## Material for this exercise
[Start of section]

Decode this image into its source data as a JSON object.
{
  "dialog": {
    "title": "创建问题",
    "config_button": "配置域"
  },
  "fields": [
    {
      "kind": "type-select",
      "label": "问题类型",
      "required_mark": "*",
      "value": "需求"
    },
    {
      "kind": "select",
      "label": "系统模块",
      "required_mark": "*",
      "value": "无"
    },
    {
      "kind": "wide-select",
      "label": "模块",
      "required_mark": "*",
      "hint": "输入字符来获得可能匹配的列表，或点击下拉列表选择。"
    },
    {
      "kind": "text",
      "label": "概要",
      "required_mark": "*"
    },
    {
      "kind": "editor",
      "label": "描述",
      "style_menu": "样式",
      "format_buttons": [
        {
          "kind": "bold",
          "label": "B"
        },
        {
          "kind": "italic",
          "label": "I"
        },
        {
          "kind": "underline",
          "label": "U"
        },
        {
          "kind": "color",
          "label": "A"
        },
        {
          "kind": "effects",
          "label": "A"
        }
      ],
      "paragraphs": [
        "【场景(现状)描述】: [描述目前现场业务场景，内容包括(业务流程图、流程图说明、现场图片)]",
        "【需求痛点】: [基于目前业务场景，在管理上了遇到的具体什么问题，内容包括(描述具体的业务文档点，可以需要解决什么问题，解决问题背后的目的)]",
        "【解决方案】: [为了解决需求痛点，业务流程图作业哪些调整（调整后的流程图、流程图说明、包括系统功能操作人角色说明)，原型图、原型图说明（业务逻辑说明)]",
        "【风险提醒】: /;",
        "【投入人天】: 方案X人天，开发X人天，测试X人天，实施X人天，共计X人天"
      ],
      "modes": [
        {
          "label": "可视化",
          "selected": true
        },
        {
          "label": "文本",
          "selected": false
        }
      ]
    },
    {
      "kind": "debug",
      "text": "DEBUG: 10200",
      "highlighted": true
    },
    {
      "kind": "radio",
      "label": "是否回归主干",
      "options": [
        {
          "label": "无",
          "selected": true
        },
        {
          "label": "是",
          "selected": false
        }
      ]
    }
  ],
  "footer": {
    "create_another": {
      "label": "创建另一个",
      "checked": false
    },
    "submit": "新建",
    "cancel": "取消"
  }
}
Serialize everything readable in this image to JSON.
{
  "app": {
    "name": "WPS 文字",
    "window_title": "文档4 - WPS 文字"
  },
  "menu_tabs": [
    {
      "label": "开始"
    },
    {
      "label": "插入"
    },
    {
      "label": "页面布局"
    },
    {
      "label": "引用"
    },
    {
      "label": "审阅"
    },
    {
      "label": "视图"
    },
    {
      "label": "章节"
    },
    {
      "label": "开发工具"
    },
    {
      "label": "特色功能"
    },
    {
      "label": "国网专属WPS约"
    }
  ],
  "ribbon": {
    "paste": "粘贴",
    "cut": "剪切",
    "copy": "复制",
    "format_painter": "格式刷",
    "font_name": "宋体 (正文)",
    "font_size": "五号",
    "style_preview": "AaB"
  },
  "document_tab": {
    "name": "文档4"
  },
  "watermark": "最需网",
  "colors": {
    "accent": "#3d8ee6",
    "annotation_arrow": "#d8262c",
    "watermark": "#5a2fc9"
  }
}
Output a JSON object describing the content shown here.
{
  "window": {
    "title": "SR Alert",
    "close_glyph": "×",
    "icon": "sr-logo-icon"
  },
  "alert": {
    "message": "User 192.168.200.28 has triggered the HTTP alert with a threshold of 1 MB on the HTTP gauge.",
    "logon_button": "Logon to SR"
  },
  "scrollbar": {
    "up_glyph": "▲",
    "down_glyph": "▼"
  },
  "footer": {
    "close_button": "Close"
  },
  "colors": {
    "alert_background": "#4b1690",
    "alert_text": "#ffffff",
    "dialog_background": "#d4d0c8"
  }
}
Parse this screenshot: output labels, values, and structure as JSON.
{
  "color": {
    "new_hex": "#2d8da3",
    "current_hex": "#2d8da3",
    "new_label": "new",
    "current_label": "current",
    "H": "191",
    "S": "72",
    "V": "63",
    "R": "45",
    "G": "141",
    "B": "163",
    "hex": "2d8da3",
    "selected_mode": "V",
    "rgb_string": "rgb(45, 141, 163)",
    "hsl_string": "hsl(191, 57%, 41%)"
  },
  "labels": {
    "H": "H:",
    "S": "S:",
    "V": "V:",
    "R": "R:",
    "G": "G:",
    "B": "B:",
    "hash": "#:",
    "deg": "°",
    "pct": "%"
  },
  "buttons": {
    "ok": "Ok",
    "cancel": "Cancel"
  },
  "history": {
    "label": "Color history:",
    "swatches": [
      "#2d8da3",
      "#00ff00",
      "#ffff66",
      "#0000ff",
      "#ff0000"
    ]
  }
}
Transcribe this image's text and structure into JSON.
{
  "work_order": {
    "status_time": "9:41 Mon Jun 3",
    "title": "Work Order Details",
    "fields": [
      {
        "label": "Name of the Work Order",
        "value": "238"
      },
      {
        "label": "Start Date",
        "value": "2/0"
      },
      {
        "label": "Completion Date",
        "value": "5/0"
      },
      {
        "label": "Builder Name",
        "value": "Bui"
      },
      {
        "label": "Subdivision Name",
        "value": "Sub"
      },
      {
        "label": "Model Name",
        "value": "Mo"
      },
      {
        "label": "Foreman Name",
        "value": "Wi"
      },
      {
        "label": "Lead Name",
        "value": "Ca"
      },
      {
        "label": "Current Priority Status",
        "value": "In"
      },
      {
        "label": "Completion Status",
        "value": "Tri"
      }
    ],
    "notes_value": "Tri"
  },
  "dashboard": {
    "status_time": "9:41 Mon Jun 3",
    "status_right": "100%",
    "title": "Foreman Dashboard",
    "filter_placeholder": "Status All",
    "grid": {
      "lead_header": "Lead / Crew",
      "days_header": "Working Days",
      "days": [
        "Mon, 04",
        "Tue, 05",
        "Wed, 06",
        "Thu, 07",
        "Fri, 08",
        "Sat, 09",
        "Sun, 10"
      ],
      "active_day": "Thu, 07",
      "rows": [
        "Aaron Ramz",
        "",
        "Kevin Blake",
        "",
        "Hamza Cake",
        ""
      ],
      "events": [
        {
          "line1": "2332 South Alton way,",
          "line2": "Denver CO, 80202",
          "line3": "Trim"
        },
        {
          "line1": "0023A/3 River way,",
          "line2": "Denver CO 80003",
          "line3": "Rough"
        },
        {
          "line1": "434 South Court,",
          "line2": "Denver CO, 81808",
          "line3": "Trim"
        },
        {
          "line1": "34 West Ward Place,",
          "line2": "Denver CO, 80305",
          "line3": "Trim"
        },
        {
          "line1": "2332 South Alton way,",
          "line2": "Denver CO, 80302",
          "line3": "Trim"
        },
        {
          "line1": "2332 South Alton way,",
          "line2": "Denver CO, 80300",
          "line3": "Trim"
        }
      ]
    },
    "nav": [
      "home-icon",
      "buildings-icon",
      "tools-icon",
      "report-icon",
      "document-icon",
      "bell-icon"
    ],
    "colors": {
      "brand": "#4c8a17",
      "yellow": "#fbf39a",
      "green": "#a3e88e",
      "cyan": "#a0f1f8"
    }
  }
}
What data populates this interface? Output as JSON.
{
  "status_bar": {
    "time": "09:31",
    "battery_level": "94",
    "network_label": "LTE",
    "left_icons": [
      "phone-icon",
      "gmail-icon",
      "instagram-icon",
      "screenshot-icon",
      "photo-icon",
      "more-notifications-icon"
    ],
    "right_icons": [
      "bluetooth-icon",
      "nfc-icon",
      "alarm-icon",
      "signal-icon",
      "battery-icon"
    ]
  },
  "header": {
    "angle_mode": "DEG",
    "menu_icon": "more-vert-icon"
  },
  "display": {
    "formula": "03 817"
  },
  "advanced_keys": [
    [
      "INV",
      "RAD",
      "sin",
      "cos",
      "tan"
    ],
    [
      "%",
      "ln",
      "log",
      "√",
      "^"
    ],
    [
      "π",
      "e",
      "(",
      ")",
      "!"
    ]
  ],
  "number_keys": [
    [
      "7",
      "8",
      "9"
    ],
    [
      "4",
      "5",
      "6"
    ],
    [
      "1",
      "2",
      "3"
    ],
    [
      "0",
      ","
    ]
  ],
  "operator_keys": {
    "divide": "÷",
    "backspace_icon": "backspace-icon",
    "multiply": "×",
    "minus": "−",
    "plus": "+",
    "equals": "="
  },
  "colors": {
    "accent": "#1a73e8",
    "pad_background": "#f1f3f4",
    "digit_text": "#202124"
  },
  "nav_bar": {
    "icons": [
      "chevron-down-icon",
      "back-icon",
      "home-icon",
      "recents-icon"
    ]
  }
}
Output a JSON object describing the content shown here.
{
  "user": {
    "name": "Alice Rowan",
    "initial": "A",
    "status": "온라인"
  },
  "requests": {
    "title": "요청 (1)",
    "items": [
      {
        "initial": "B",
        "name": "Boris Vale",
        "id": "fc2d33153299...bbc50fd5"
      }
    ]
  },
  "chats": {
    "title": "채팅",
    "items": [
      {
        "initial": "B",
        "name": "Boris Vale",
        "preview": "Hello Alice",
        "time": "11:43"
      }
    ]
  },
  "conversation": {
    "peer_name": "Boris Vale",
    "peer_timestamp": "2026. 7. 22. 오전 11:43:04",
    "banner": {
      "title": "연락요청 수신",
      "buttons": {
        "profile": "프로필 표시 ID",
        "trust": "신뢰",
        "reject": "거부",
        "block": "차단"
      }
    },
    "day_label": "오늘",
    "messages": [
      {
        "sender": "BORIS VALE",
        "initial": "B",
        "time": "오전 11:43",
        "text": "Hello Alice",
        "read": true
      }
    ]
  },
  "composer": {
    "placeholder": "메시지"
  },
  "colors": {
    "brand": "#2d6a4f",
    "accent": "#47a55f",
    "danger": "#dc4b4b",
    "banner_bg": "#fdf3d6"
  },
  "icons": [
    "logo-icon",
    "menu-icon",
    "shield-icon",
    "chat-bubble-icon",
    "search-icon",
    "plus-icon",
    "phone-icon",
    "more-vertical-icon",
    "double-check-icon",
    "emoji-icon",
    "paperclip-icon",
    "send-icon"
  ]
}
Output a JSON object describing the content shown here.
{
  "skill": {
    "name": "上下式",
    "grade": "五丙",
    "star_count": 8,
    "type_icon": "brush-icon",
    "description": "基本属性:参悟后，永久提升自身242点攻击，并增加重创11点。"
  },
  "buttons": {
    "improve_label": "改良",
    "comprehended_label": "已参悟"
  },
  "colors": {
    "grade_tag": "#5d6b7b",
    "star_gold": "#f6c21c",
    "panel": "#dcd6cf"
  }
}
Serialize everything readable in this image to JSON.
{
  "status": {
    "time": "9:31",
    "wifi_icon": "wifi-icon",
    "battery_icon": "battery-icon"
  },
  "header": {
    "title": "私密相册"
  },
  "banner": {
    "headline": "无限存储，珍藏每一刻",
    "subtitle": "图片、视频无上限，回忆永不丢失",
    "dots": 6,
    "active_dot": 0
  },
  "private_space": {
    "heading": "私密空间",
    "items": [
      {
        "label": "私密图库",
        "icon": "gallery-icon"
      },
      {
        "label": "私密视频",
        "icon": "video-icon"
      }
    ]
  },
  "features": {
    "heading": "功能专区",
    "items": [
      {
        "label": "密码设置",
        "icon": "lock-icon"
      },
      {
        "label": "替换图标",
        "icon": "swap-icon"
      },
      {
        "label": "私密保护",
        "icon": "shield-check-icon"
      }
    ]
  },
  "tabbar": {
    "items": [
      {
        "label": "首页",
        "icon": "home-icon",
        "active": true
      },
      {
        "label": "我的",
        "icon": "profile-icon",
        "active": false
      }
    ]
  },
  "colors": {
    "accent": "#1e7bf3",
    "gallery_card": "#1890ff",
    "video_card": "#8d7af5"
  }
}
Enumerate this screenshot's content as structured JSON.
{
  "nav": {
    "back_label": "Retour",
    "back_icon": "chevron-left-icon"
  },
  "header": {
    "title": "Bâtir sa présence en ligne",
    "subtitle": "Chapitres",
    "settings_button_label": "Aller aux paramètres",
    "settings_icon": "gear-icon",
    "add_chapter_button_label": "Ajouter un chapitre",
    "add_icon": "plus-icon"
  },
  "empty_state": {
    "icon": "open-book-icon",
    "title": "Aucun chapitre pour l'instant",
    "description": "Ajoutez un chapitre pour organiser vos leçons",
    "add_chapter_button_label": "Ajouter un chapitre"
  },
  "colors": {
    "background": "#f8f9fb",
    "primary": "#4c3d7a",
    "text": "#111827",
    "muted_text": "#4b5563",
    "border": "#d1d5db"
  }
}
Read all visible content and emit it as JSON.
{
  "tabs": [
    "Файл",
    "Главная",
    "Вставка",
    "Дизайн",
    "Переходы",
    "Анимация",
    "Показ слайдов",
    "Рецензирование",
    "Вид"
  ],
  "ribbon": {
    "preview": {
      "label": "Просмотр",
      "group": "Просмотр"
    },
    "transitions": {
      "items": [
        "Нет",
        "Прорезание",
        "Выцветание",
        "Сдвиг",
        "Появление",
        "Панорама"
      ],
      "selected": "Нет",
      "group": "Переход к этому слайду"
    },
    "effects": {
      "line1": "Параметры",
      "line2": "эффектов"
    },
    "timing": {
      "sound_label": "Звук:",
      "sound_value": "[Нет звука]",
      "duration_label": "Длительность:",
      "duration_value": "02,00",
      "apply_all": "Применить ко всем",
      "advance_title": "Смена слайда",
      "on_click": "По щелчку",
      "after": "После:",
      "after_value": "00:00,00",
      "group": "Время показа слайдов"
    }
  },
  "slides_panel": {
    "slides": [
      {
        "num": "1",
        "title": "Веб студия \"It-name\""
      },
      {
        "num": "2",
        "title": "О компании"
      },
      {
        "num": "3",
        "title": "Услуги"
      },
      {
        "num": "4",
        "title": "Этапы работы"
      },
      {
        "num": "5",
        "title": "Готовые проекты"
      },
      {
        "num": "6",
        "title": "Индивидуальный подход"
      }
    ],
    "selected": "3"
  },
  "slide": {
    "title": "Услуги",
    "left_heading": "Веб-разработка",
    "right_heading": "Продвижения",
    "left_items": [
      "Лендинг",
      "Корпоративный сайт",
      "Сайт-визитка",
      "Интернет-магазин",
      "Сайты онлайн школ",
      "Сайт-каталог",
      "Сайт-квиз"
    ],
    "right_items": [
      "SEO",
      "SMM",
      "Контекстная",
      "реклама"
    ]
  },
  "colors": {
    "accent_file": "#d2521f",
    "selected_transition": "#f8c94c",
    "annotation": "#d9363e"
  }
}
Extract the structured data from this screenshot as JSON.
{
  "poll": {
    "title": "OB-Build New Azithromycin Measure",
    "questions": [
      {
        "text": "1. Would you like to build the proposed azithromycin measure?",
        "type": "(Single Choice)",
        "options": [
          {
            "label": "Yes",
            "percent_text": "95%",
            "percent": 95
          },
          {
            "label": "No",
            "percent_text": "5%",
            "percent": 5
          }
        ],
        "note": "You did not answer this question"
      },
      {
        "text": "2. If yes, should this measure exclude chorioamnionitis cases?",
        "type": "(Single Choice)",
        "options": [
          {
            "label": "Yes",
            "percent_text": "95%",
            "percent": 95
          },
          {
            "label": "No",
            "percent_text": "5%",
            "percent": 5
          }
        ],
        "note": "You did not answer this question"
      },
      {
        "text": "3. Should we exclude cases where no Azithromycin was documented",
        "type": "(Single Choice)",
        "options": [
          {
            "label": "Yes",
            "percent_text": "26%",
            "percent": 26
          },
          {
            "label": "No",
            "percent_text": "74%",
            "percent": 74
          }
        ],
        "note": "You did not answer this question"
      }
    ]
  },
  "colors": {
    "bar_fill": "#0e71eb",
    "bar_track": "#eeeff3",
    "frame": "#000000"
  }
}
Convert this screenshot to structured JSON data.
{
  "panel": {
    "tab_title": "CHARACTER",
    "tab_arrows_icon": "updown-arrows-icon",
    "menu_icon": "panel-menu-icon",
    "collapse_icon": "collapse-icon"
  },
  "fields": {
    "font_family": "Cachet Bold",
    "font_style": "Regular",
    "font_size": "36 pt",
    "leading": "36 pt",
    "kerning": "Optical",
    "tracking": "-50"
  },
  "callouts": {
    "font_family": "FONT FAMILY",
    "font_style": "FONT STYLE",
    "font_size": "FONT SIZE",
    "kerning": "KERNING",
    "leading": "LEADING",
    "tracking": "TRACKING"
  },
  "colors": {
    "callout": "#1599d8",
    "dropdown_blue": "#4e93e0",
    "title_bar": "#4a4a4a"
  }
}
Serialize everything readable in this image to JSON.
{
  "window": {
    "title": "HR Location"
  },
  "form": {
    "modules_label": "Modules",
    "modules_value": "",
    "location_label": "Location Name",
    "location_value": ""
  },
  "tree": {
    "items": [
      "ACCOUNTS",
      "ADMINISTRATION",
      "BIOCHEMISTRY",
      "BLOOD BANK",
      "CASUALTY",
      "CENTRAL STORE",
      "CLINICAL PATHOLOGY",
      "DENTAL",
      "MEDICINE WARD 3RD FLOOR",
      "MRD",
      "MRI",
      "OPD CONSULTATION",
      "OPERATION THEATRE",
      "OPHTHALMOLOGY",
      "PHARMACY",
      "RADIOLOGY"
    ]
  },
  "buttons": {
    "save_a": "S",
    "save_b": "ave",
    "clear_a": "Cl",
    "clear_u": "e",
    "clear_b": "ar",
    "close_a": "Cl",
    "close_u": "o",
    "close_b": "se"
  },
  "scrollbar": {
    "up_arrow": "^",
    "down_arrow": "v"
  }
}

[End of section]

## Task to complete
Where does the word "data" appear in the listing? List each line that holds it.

## Exercise solution
Decode this image into its source data as a JSON object.
What data populates this interface? Output as JSON.
Extract the structured data from this screenshot as JSON.
Convert this screenshot to structured JSON data.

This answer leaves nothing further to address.